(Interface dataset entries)

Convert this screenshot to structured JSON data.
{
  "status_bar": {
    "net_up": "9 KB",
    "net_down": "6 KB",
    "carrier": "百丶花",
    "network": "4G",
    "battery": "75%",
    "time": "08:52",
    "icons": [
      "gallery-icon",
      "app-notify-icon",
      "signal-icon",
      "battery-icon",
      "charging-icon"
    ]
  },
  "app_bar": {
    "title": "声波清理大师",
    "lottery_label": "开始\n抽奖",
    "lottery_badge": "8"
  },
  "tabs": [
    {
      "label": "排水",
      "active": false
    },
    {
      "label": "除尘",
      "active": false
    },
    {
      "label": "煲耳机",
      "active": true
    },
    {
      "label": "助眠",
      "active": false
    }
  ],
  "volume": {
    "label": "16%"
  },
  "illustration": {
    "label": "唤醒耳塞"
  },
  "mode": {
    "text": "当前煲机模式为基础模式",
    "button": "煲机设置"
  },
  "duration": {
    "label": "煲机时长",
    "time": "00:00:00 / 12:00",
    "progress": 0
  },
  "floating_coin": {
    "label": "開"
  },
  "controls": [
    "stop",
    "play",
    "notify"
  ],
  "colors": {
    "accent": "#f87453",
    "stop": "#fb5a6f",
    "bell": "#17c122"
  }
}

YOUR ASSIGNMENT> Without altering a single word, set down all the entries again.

RESPONSE>
Convert this screenshot to structured JSON data.
{
  "status_bar": {
    "net_up": "9 KB",
    "net_down": "6 KB",
    "carrier": "百丶花",
    "network": "4G",
    "battery": "75%",
    "time": "08:52",
    "icons": [
      "gallery-icon",
      "app-notify-icon",
      "signal-icon",
      "battery-icon",
      "charging-icon"
    ]
  },
  "app_bar": {
    "title": "声波清理大师",
    "lottery_label": "开始\n抽奖",
    "lottery_badge": "8"
  },
  "tabs": [
    {
      "label": "排水",
      "active": false
    },
    {
      "label": "除尘",
      "active": false
    },
    {
      "label": "煲耳机",
      "active": true
    },
    {
      "label": "助眠",
      "active": false
    }
  ],
  "volume": {
    "label": "16%"
  },
  "illustration": {
    "label": "唤醒耳塞"
  },
  "mode": {
    "text": "当前煲机模式为基础模式",
    "button": "煲机设置"
  },
  "duration": {
    "label": "煲机时长",
    "time": "00:00:00 / 12:00",
    "progress": 0
  },
  "floating_coin": {
    "label": "開"
  },
  "controls": [
    "stop",
    "play",
    "notify"
  ],
  "colors": {
    "accent": "#f87453",
    "stop": "#fb5a6f",
    "bell": "#17c122"
  }
}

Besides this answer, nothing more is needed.